### Data listing ###

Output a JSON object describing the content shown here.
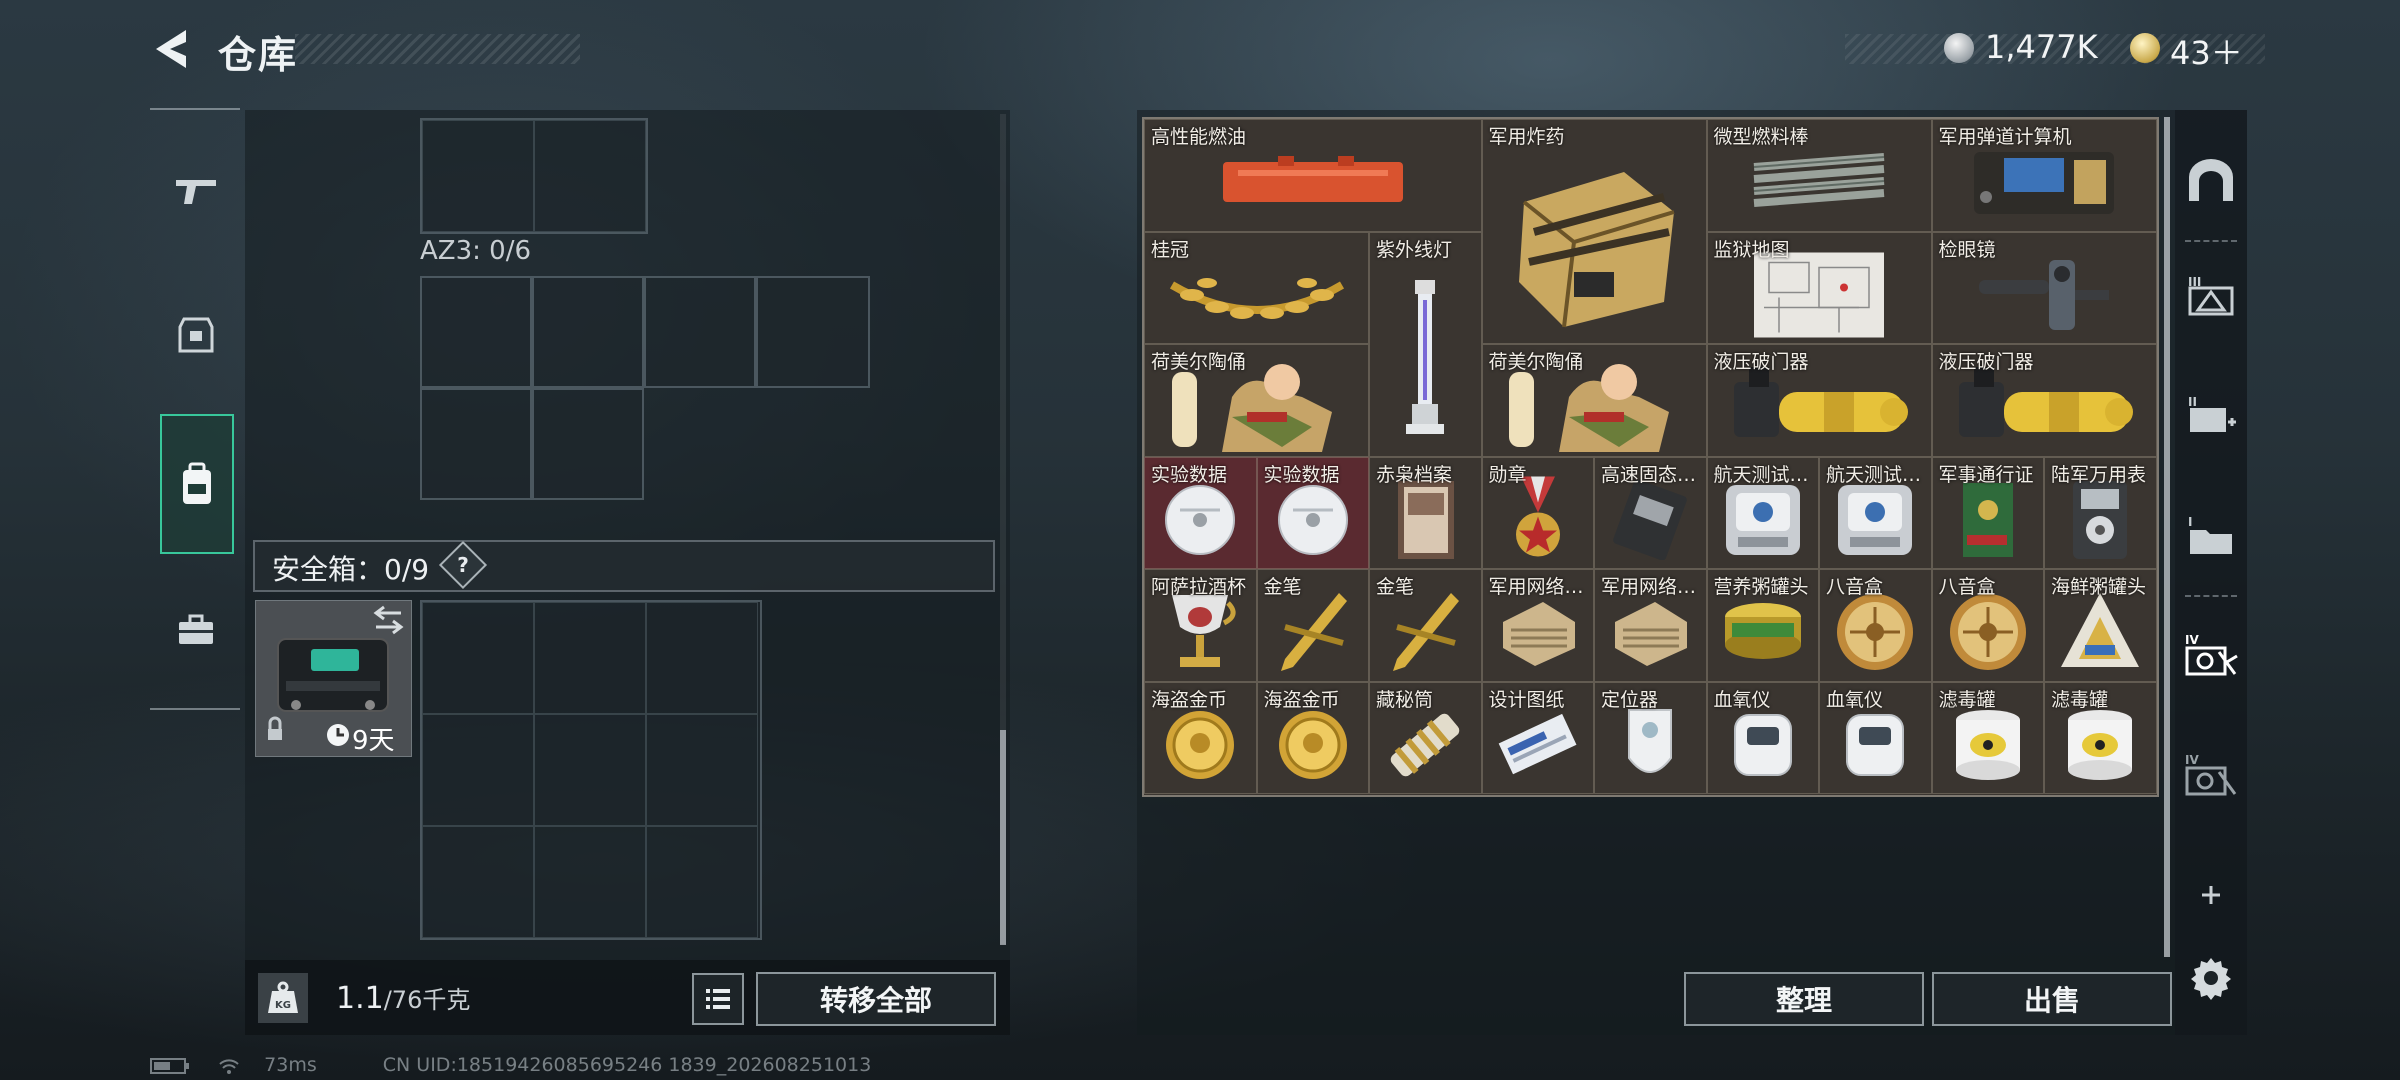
{
  "header": {
    "title": "仓库",
    "currency_1": "1,477K",
    "currency_2": "43＋"
  },
  "left_panel": {
    "az3_label": "AZ3: 0/6",
    "safe_box_label": "安全箱：0/9",
    "help_label": "?",
    "safe_case_days": "9天",
    "weight_current": "1.1",
    "weight_max": "/76千克",
    "transfer_all_label": "转移全部"
  },
  "right_panel": {
    "items": [
      {
        "name": "高性能燃油",
        "icon": "fuel-can"
      },
      {
        "name": "军用炸药",
        "icon": "explosive-crate"
      },
      {
        "name": "微型燃料棒",
        "icon": "fuel-rods"
      },
      {
        "name": "军用弹道计算机",
        "icon": "ballistic-computer"
      },
      {
        "name": "桂冠",
        "icon": "laurel-crown"
      },
      {
        "name": "紫外线灯",
        "icon": "uv-lamp"
      },
      {
        "name": "监狱地图",
        "icon": "prison-map"
      },
      {
        "name": "检眼镜",
        "icon": "ophthalmoscope"
      },
      {
        "name": "荷美尔陶俑",
        "icon": "figurine"
      },
      {
        "name": "荷美尔陶俑",
        "icon": "figurine"
      },
      {
        "name": "液压破门器",
        "icon": "hydraulic-breacher"
      },
      {
        "name": "液压破门器",
        "icon": "hydraulic-breacher"
      },
      {
        "name": "实验数据",
        "icon": "data-disc"
      },
      {
        "name": "实验数据",
        "icon": "data-disc"
      },
      {
        "name": "赤枭档案",
        "icon": "dossier"
      },
      {
        "name": "勋章",
        "icon": "medal"
      },
      {
        "name": "高速固态…",
        "icon": "ssd"
      },
      {
        "name": "航天测试…",
        "icon": "test-device"
      },
      {
        "name": "航天测试…",
        "icon": "test-device"
      },
      {
        "name": "军事通行证",
        "icon": "pass-book"
      },
      {
        "name": "陆军万用表",
        "icon": "multimeter"
      },
      {
        "name": "阿萨拉酒杯",
        "icon": "goblet"
      },
      {
        "name": "金笔",
        "icon": "gold-pen"
      },
      {
        "name": "金笔",
        "icon": "gold-pen"
      },
      {
        "name": "军用网络…",
        "icon": "network-module"
      },
      {
        "name": "军用网络…",
        "icon": "network-module"
      },
      {
        "name": "营养粥罐头",
        "icon": "can"
      },
      {
        "name": "八音盒",
        "icon": "music-box"
      },
      {
        "name": "八音盒",
        "icon": "music-box"
      },
      {
        "name": "海鲜粥罐头",
        "icon": "can-triangle"
      },
      {
        "name": "海盗金币",
        "icon": "gold-coin"
      },
      {
        "name": "海盗金币",
        "icon": "gold-coin"
      },
      {
        "name": "藏秘筒",
        "icon": "cryptex"
      },
      {
        "name": "设计图纸",
        "icon": "blueprint"
      },
      {
        "name": "定位器",
        "icon": "locator"
      },
      {
        "name": "血氧仪",
        "icon": "oximeter"
      },
      {
        "name": "血氧仪",
        "icon": "oximeter"
      },
      {
        "name": "滤毒罐",
        "icon": "filter-canister"
      },
      {
        "name": "滤毒罐",
        "icon": "filter-canister"
      }
    ],
    "sort_label": "整理",
    "sell_label": "出售"
  },
  "status_bar": {
    "ping": "73ms",
    "uid": "CN UID:18519426085695246 1839_202608251013"
  },
  "colors": {
    "accent_green": "#38c79b",
    "item_bg": "#3a3530",
    "rare_red": "#5a2a30"
  }
}
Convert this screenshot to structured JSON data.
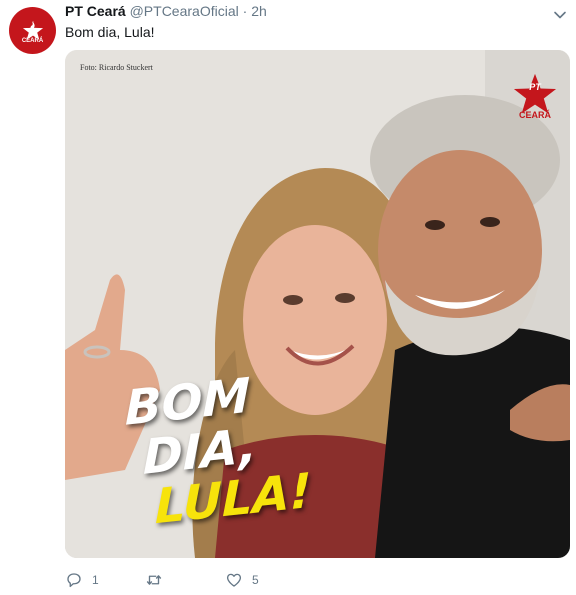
{
  "tweet": {
    "author_name": "PT Ceará",
    "handle": "@PTCearaOficial",
    "separator": "·",
    "time": "2h",
    "text": "Bom dia, Lula!",
    "avatar_logo_text": "PT",
    "avatar_state_text": "CEARÁ",
    "image": {
      "photo_credit": "Foto: Ricardo Stuckert",
      "brand_pt": "PT",
      "brand_state": "CEARÁ",
      "headline_line1": "BOM",
      "headline_line2": "DIA,",
      "headline_line3": "LULA!"
    },
    "actions": {
      "reply_count": "1",
      "retweet_count": "",
      "like_count": "5"
    }
  },
  "colors": {
    "brand_red": "#c4161c",
    "headline_yellow": "#f7e30b",
    "meta_gray": "#657786"
  }
}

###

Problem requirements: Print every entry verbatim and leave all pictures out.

Your solution:
Output a JSON object describing the content shown here.
{
  "header": {
    "title": "仓库",
    "currency_1": "1,477K",
    "currency_2": "43＋"
  },
  "left_panel": {
    "az3_label": "AZ3: 0/6",
    "safe_box_label": "安全箱：0/9",
    "help_label": "?",
    "safe_case_days": "9天",
    "weight_current": "1.1",
    "weight_max": "/76千克",
    "transfer_all_label": "转移全部"
  },
  "right_panel": {
    "items": [
      {
        "name": "高性能燃油",
        "icon": "fuel-can"
      },
      {
        "name": "军用炸药",
        "icon": "explosive-crate"
      },
      {
        "name": "微型燃料棒",
        "icon": "fuel-rods"
      },
      {
        "name": "军用弹道计算机",
        "icon": "ballistic-computer"
      },
      {
        "name": "桂冠",
        "icon": "laurel-crown"
      },
      {
        "name": "紫外线灯",
        "icon": "uv-lamp"
      },
      {
        "name": "监狱地图",
        "icon": "prison-map"
      },
      {
        "name": "检眼镜",
        "icon": "ophthalmoscope"
      },
      {
        "name": "荷美尔陶俑",
        "icon": "figurine"
      },
      {
        "name": "荷美尔陶俑",
        "icon": "figurine"
      },
      {
        "name": "液压破门器",
        "icon": "hydraulic-breacher"
      },
      {
        "name": "液压破门器",
        "icon": "hydraulic-breacher"
      },
      {
        "name": "实验数据",
        "icon": "data-disc"
      },
      {
        "name": "实验数据",
        "icon": "data-disc"
      },
      {
        "name": "赤枭档案",
        "icon": "dossier"
      },
      {
        "name": "勋章",
        "icon": "medal"
      },
      {
        "name": "高速固态…",
        "icon": "ssd"
      },
      {
        "name": "航天测试…",
        "icon": "test-device"
      },
      {
        "name": "航天测试…",
        "icon": "test-device"
      },
      {
        "name": "军事通行证",
        "icon": "pass-book"
      },
      {
        "name": "陆军万用表",
        "icon": "multimeter"
      },
      {
        "name": "阿萨拉酒杯",
        "icon": "goblet"
      },
      {
        "name": "金笔",
        "icon": "gold-pen"
      },
      {
        "name": "金笔",
        "icon": "gold-pen"
      },
      {
        "name": "军用网络…",
        "icon": "network-module"
      },
      {
        "name": "军用网络…",
        "icon": "network-module"
      },
      {
        "name": "营养粥罐头",
        "icon": "can"
      },
      {
        "name": "八音盒",
        "icon": "music-box"
      },
      {
        "name": "八音盒",
        "icon": "music-box"
      },
      {
        "name": "海鲜粥罐头",
        "icon": "can-triangle"
      },
      {
        "name": "海盗金币",
        "icon": "gold-coin"
      },
      {
        "name": "海盗金币",
        "icon": "gold-coin"
      },
      {
        "name": "藏秘筒",
        "icon": "cryptex"
      },
      {
        "name": "设计图纸",
        "icon": "blueprint"
      },
      {
        "name": "定位器",
        "icon": "locator"
      },
      {
        "name": "血氧仪",
        "icon": "oximeter"
      },
      {
        "name": "血氧仪",
        "icon": "oximeter"
      },
      {
        "name": "滤毒罐",
        "icon": "filter-canister"
      },
      {
        "name": "滤毒罐",
        "icon": "filter-canister"
      }
    ],
    "sort_label": "整理",
    "sell_label": "出售"
  },
  "status_bar": {
    "ping": "73ms",
    "uid": "CN UID:18519426085695246 1839_202608251013"
  },
  "colors": {
    "accent_green": "#38c79b",
    "item_bg": "#3a3530",
    "rare_red": "#5a2a30"
  }
}
Convert this screenshot to structured JSON data.
{
  "tweet": {
    "author_name": "PT Ceará",
    "handle": "@PTCearaOficial",
    "separator": "·",
    "time": "2h",
    "text": "Bom dia, Lula!",
    "avatar_logo_text": "PT",
    "avatar_state_text": "CEARÁ",
    "image": {
      "photo_credit": "Foto: Ricardo Stuckert",
      "brand_pt": "PT",
      "brand_state": "CEARÁ",
      "headline_line1": "BOM",
      "headline_line2": "DIA,",
      "headline_line3": "LULA!"
    },
    "actions": {
      "reply_count": "1",
      "retweet_count": "",
      "like_count": "5"
    }
  },
  "colors": {
    "brand_red": "#c4161c",
    "headline_yellow": "#f7e30b",
    "meta_gray": "#657786"
  }
}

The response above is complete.